Problem statement — Locate the string "JSON" in the records below. Copy every line where it occurs.

Excerpted records —
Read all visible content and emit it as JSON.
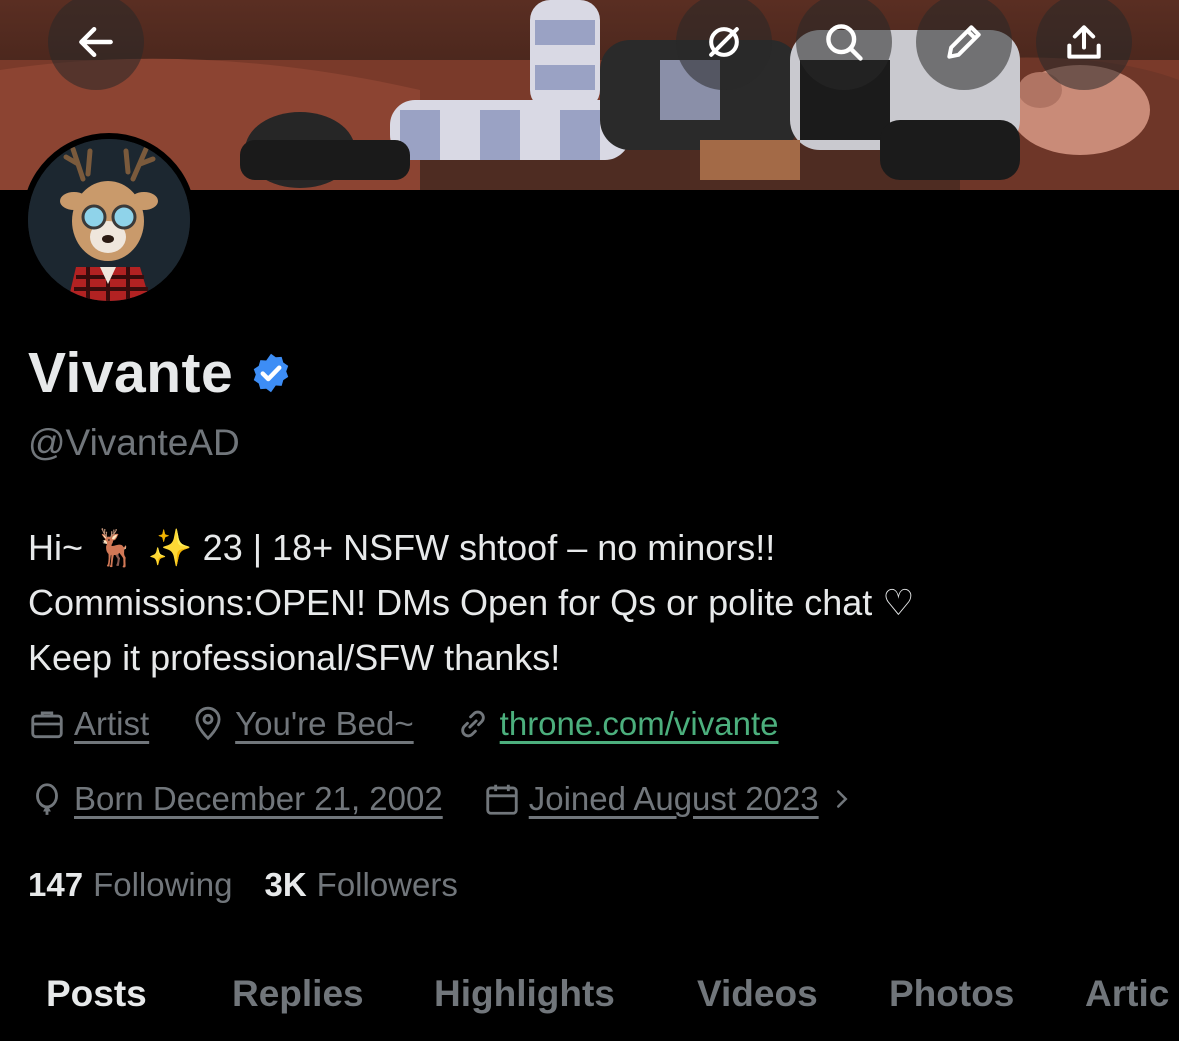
{
  "header": {
    "back_icon": "arrow-left-icon",
    "actions": [
      {
        "name": "hide-icon"
      },
      {
        "name": "search-icon"
      },
      {
        "name": "edit-icon"
      },
      {
        "name": "share-icon"
      }
    ]
  },
  "profile": {
    "display_name": "Vivante",
    "verified": true,
    "verified_color": "#3d8df5",
    "handle": "@VivanteAD",
    "bio": [
      "Hi~ 🦌 ✨ 23 | 18+ NSFW shtoof – no minors!!",
      "Commissions:OPEN! DMs Open for Qs or polite chat ♡",
      "Keep it professional/SFW thanks!"
    ],
    "profession": "Artist",
    "location": "You're Bed~",
    "website": "throne.com/vivante",
    "birthday": "Born December 21, 2002",
    "joined": "Joined August 2023"
  },
  "stats": {
    "following_count": "147",
    "following_label": "Following",
    "followers_count": "3K",
    "followers_label": "Followers"
  },
  "tabs": [
    "Posts",
    "Replies",
    "Highlights",
    "Videos",
    "Photos",
    "Artic"
  ],
  "colors": {
    "link": "#4caf7d",
    "muted": "#71767b",
    "text": "#e7e9ea",
    "background": "#000000"
  }
}
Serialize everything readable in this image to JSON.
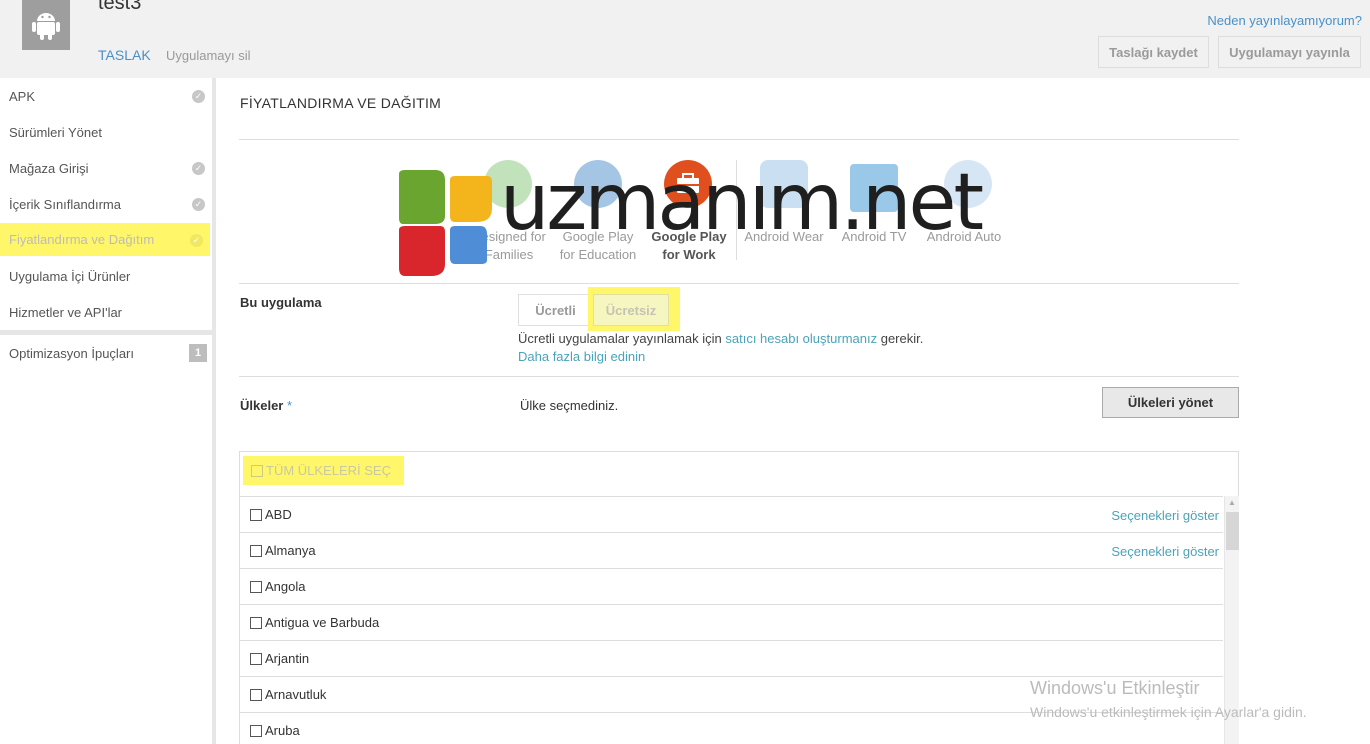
{
  "header": {
    "app_title": "test3",
    "status_tab": "TASLAK",
    "delete_link": "Uygulamayı sil",
    "why_link": "Neden yayınlayamıyorum?",
    "save_draft_label": "Taslağı kaydet",
    "publish_label": "Uygulamayı yayınla",
    "app_icon": "android-icon"
  },
  "sidebar": {
    "items": [
      {
        "label": "APK",
        "complete": true
      },
      {
        "label": "Sürümleri Yönet",
        "complete": false
      },
      {
        "label": "Mağaza Girişi",
        "complete": true
      },
      {
        "label": "İçerik Sınıflandırma",
        "complete": true
      },
      {
        "label": "Fiyatlandırma ve Dağıtım",
        "complete": true,
        "active": true
      },
      {
        "label": "Uygulama İçi Ürünler",
        "complete": false
      },
      {
        "label": "Hizmetler ve API'lar",
        "complete": false
      }
    ],
    "tips": {
      "label": "Optimizasyon İpuçları",
      "count": "1"
    }
  },
  "main": {
    "section_title": "FİYATLANDIRMA VE DAĞITIM",
    "programs": [
      {
        "line1": "Designed for",
        "line2": "Families",
        "icon": "families-icon",
        "bold": false
      },
      {
        "line1": "Google Play",
        "line2": "for Education",
        "icon": "education-icon",
        "bold": false
      },
      {
        "line1": "Google Play",
        "line2": "for Work",
        "icon": "work-icon",
        "bold": true
      },
      {
        "line1": "Android Wear",
        "line2": "",
        "icon": "watch-icon",
        "bold": false
      },
      {
        "line1": "Android TV",
        "line2": "",
        "icon": "tv-icon",
        "bold": false
      },
      {
        "line1": "Android Auto",
        "line2": "",
        "icon": "car-icon",
        "bold": false
      }
    ],
    "watermark_logo": "uzmanım.net",
    "pricing": {
      "label": "Bu uygulama",
      "paid": "Ücretli",
      "free": "Ücretsiz",
      "info_prefix": "Ücretli uygulamalar yayınlamak için ",
      "info_link": "satıcı hesabı oluşturmanız",
      "info_suffix": " gerekir.",
      "more_link": "Daha fazla bilgi edinin"
    },
    "countries": {
      "label": "Ülkeler",
      "required_mark": "*",
      "none_selected": "Ülke seçmediniz.",
      "manage_button": "Ülkeleri yönet",
      "select_all": "TÜM ÜLKELERİ SEÇ",
      "list": [
        {
          "name": "ABD",
          "options": "Seçenekleri göster"
        },
        {
          "name": "Almanya",
          "options": "Seçenekleri göster"
        },
        {
          "name": "Angola",
          "options": ""
        },
        {
          "name": "Antigua ve Barbuda",
          "options": ""
        },
        {
          "name": "Arjantin",
          "options": ""
        },
        {
          "name": "Arnavutluk",
          "options": ""
        },
        {
          "name": "Aruba",
          "options": ""
        }
      ]
    }
  },
  "activation": {
    "title": "Windows'u Etkinleştir",
    "subtitle": "Windows'u etkinleştirmek için Ayarlar'a gidin."
  },
  "colors": {
    "highlight": "#fff66a",
    "link": "#4a90c8",
    "work_red": "#e0501f"
  }
}
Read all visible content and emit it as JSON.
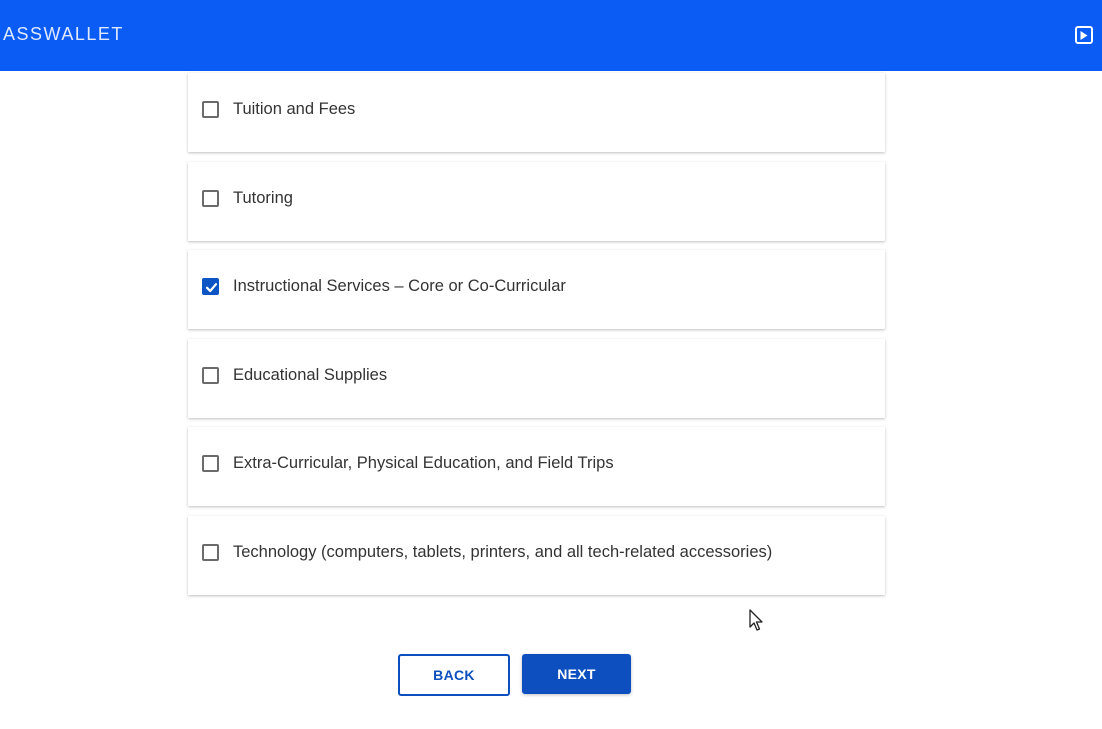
{
  "header": {
    "brand": "ASSWALLET",
    "exit_icon": "exit-box-icon",
    "background": "#0a5cf5"
  },
  "categories": [
    {
      "label": "Tuition and Fees",
      "checked": false
    },
    {
      "label": "Tutoring",
      "checked": false
    },
    {
      "label": "Instructional Services – Core or Co-Curricular",
      "checked": true
    },
    {
      "label": "Educational Supplies",
      "checked": false
    },
    {
      "label": "Extra-Curricular, Physical Education, and Field Trips",
      "checked": false
    },
    {
      "label": "Technology (computers, tablets, printers, and all tech-related accessories)",
      "checked": false
    }
  ],
  "buttons": {
    "back": "BACK",
    "next": "NEXT",
    "accent": "#0d4fbf"
  }
}
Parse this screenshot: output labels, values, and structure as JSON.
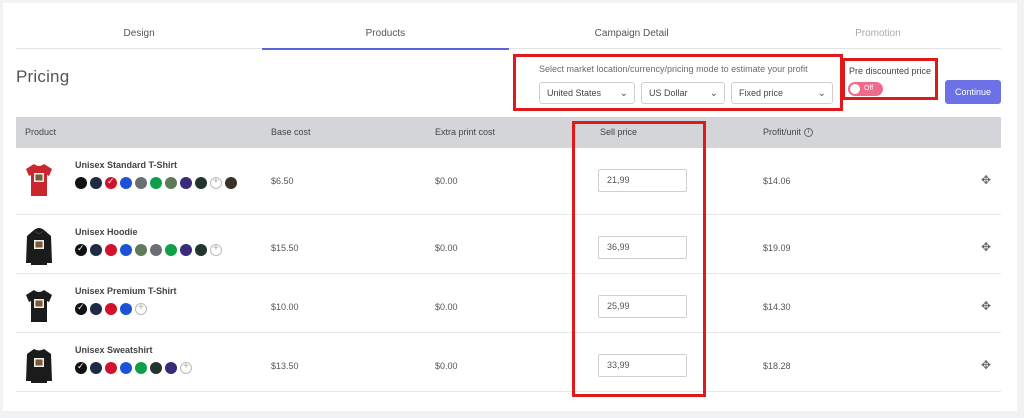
{
  "tabs": [
    {
      "label": "Design",
      "active": false
    },
    {
      "label": "Products",
      "active": true
    },
    {
      "label": "Campaign Detail",
      "active": false
    },
    {
      "label": "Promotion",
      "active": false
    }
  ],
  "page_title": "Pricing",
  "market": {
    "label": "Select market location/currency/pricing mode to estimate your profit",
    "location": "United States",
    "currency": "US Dollar",
    "mode": "Fixed price"
  },
  "pre_discount": {
    "label": "Pre discounted price",
    "toggle_label": "Off",
    "on": false
  },
  "continue_label": "Continue",
  "table": {
    "headers": [
      "Product",
      "Base cost",
      "Extra print cost",
      "Sell price",
      "Profit/unit"
    ],
    "rows": [
      {
        "name": "Unisex Standard T-Shirt",
        "garment": "tshirt",
        "garment_color": "#c9262e",
        "base_cost": "$6.50",
        "extra_cost": "$0.00",
        "sell_price": "21,99",
        "profit": "$14.06",
        "colors": [
          "#111111",
          "#1f2a44",
          "#d0132a",
          "#1b52d6",
          "#6b6e72",
          "#0f9e49",
          "#5f7a5b",
          "#3a2b7a",
          "#22352c",
          "#3a3228"
        ],
        "checked": 2
      },
      {
        "name": "Unisex Hoodie",
        "garment": "hoodie",
        "garment_color": "#1b1b1b",
        "base_cost": "$15.50",
        "extra_cost": "$0.00",
        "sell_price": "36,99",
        "profit": "$19.09",
        "colors": [
          "#111111",
          "#1f2a44",
          "#d0132a",
          "#1b52d6",
          "#5f7a5b",
          "#6b6e72",
          "#0f9e49",
          "#3a2b7a",
          "#22352c"
        ],
        "checked": 0
      },
      {
        "name": "Unisex Premium T-Shirt",
        "garment": "tshirt",
        "garment_color": "#1b1b1b",
        "base_cost": "$10.00",
        "extra_cost": "$0.00",
        "sell_price": "25,99",
        "profit": "$14.30",
        "colors": [
          "#111111",
          "#1f2a44",
          "#d0132a",
          "#1b52d6"
        ],
        "checked": 0
      },
      {
        "name": "Unisex Sweatshirt",
        "garment": "sweatshirt",
        "garment_color": "#1b1b1b",
        "base_cost": "$13.50",
        "extra_cost": "$0.00",
        "sell_price": "33,99",
        "profit": "$18.28",
        "colors": [
          "#111111",
          "#1f2a44",
          "#d0132a",
          "#1b52d6",
          "#0f9e49",
          "#22352c",
          "#3a2b7a"
        ],
        "checked": 0
      }
    ]
  },
  "colors": {
    "accent": "#6c72e6",
    "highlight": "#e0191b",
    "toggle": "#f06a8b",
    "header_bg": "#d3d5d8"
  },
  "icons": {
    "move": "move-icon",
    "info": "info-icon",
    "chevron": "chevron-down-icon",
    "add": "add-color-icon"
  }
}
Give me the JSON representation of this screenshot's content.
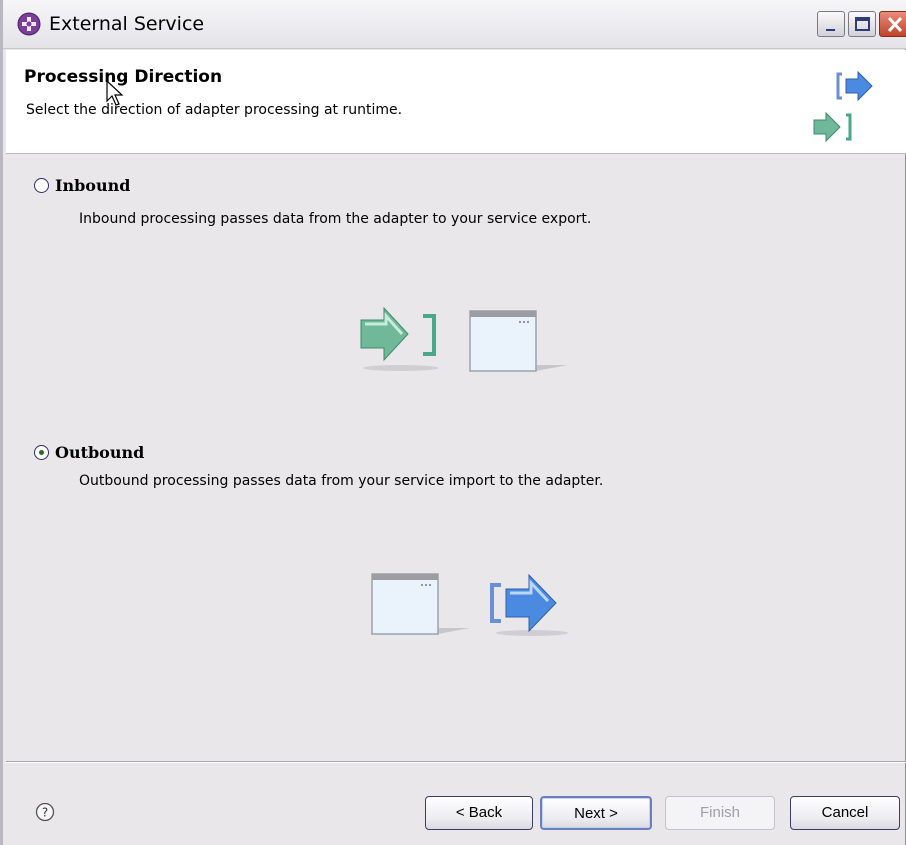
{
  "window": {
    "title": "External Service"
  },
  "header": {
    "title": "Processing Direction",
    "subtitle": "Select the direction of adapter processing at runtime."
  },
  "options": [
    {
      "label": "Inbound",
      "description": "Inbound processing passes data from the adapter to your service export.",
      "selected": false
    },
    {
      "label": "Outbound",
      "description": "Outbound processing passes data from your service import to the adapter.",
      "selected": true
    }
  ],
  "buttons": {
    "back": "< Back",
    "next": "Next >",
    "finish": "Finish",
    "cancel": "Cancel"
  },
  "icons": [
    "app-icon",
    "minimize-icon",
    "maximize-icon",
    "close-icon",
    "processing-direction-icon",
    "inbound-arrow-icon",
    "service-window-icon",
    "outbound-arrow-icon",
    "help-icon",
    "mouse-cursor-icon"
  ],
  "colors": {
    "background": "#e9e7ea",
    "header_background": "#ffffff",
    "arrow_green": "#6fb89a",
    "arrow_blue": "#4a8ae0"
  }
}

Answer below —
Read all visible content and emit it as JSON.
Serialize everything readable in this image to JSON.
Read all visible content and emit it as JSON.
Parse this screenshot: output labels, values, and structure as JSON.
Give me the JSON representation of this screenshot's content.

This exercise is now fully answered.